Flash flooding safety


by Emily Hummel


Posted on October 30, 2009 at 1:58 PM

Updated Friday, Oct 30 at 1:58 PM

Flash floods and floods are the worst weather-related killer, causing about 140 deaths in the United States annually each year.

When flash flood watches or warnings are issued for your area, remember the following:


  • If ordered to evacuate or if rising water is threatening, leave immediately and get to higher ground. 
  • If your home is in a flood-prone area, make a list of personal items to protect from flood waters. If you don't know whether you live in a flood-prone area, contact Austin's Stormwater Management Division at 499-7104. 
  • The City of Austin staffs an Emergency Operations Center that monitors creeks during heavy storms and relays information about threatening situations immediately to the news media. Keep up with the news for current information.

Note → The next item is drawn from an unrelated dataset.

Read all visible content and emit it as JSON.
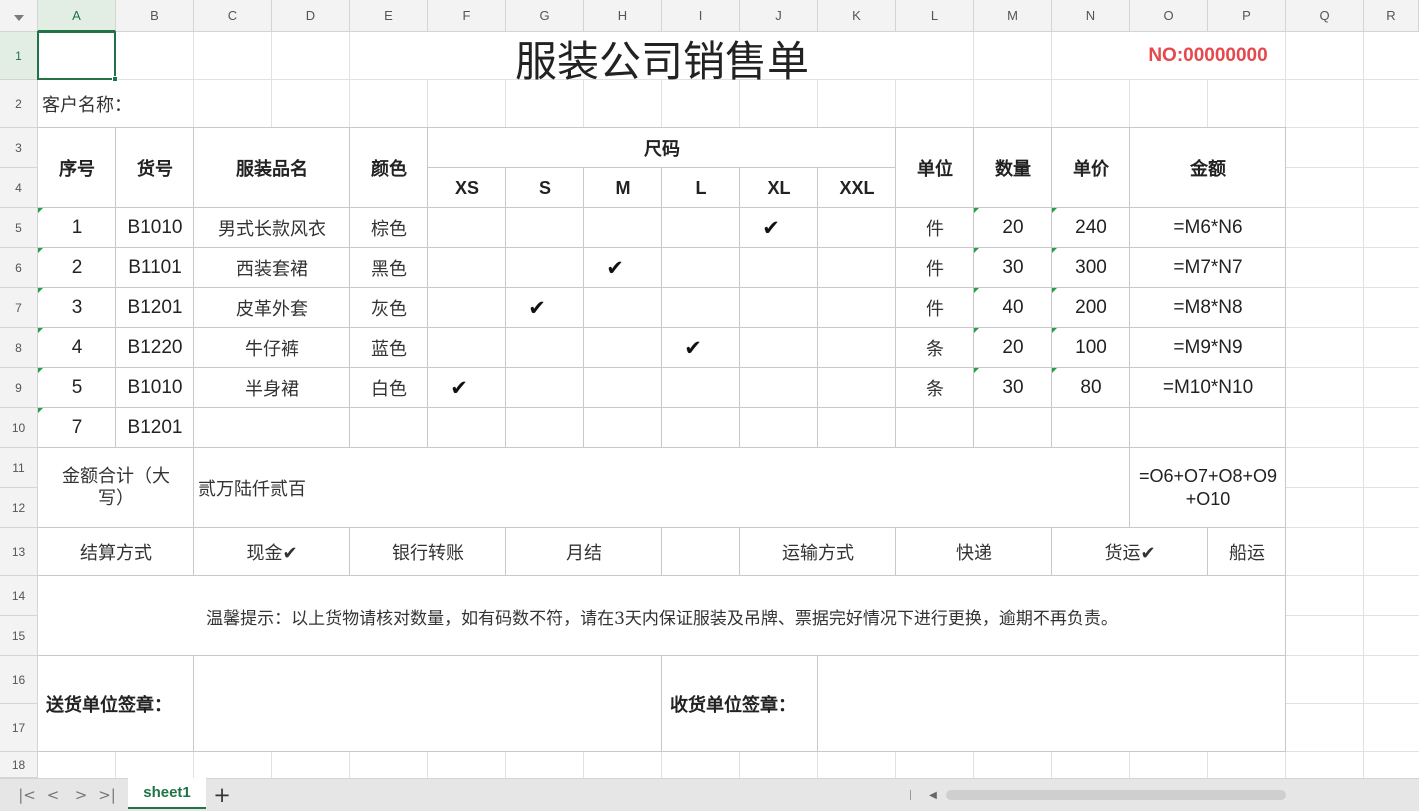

  • Go to higher ground immediately. Avoid small rivers or streams, low spots, canyons, dry creekbeds, etc. 
  • Do not try to walk through flowing water more than ankle deep! 
  • Do not allow children to play around streams, drainage ditches or viaducts, storm drains, or other flooded areas. 
  • Rafting and tubing in swollen creeks is life-threatening. All boating, rafting, canoeing and tubing are illegal on all waterways within Austin if a Boating Ban is declared by the Fire Chief.


  • DO NOT DRIVE THROUGH FLOODED AREAS! The large majority of flash-flooding deaths strike people driving through flooded areas. Some vehicles will float in as little as 12 inches of fast-moving water, which can displace 1,500 pounds. 
  • Don't drive or walk into water that is flowing across low water crossings, bridges or any other area. The road under the water could be washed out. 
  • Don't pass or move street barricades set up at low water crossings and flooded areas. If you drive around a barricade, you are subject to a $200 fine. 
  • For information about road closures and other emergency conditions within the City of Austin, call 445-1996.

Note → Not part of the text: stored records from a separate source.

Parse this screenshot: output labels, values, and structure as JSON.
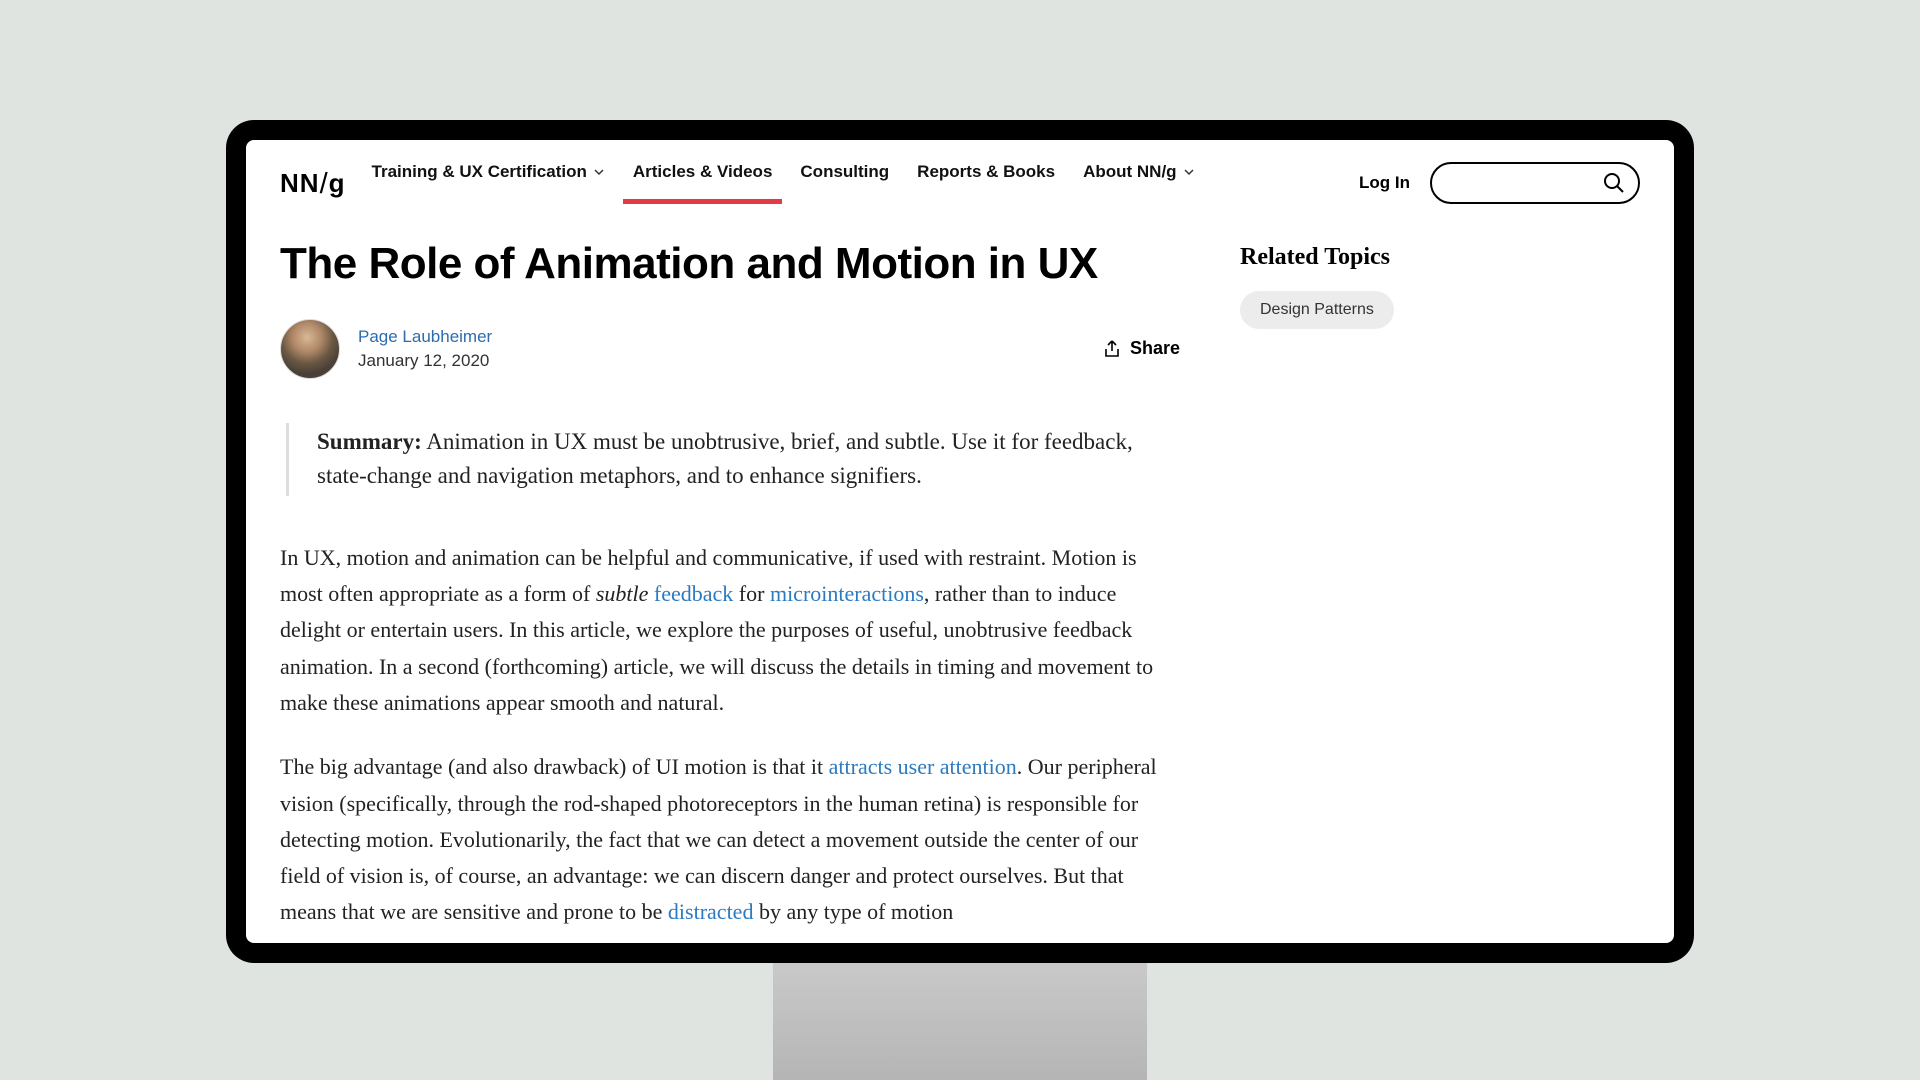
{
  "logo": {
    "text1": "NN",
    "text2": "g"
  },
  "nav": {
    "items": [
      {
        "label": "Training & UX Certification",
        "dropdown": true,
        "active": false
      },
      {
        "label": "Articles & Videos",
        "dropdown": false,
        "active": true
      },
      {
        "label": "Consulting",
        "dropdown": false,
        "active": false
      },
      {
        "label": "Reports & Books",
        "dropdown": false,
        "active": false
      },
      {
        "label": "About NN/g",
        "dropdown": true,
        "active": false
      }
    ],
    "login": "Log In"
  },
  "article": {
    "title": "The Role of Animation and Motion in UX",
    "author": "Page Laubheimer",
    "date": "January 12, 2020",
    "share": "Share",
    "summary_label": "Summary:",
    "summary_text": "  Animation in UX must be unobtrusive, brief, and subtle. Use it for feedback, state-change and navigation metaphors, and to enhance signifiers.",
    "para1": {
      "t1": "In UX, motion and animation can be helpful and communicative, if used with restraint. Motion is most often appropriate as a form of ",
      "em": "subtle",
      "t2": " ",
      "link1": "feedback",
      "t3": " for ",
      "link2": "microinteractions",
      "t4": ", rather than to induce delight or entertain users. In this article, we explore the purposes of useful, unobtrusive feedback animation. In a second (forthcoming) article, we will discuss the details in timing and movement to make these animations appear smooth and natural."
    },
    "para2": {
      "t1": "The big advantage (and also drawback) of UI motion is that it ",
      "link1": "attracts user attention",
      "t2": ". Our peripheral vision (specifically, through the rod-shaped photoreceptors in the human retina) is responsible for detecting motion.  Evolutionarily, the fact that we can detect a movement outside the center of our field of vision is, of course, an advantage: we can discern danger and protect ourselves. But that means that we are sensitive and prone to be ",
      "link2": "distracted",
      "t3": " by any type of motion"
    }
  },
  "sidebar": {
    "title": "Related Topics",
    "topics": [
      "Design Patterns"
    ]
  }
}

Sources: The Austin Office of Emergency Managment and the Norman National Weather Service Forecast Office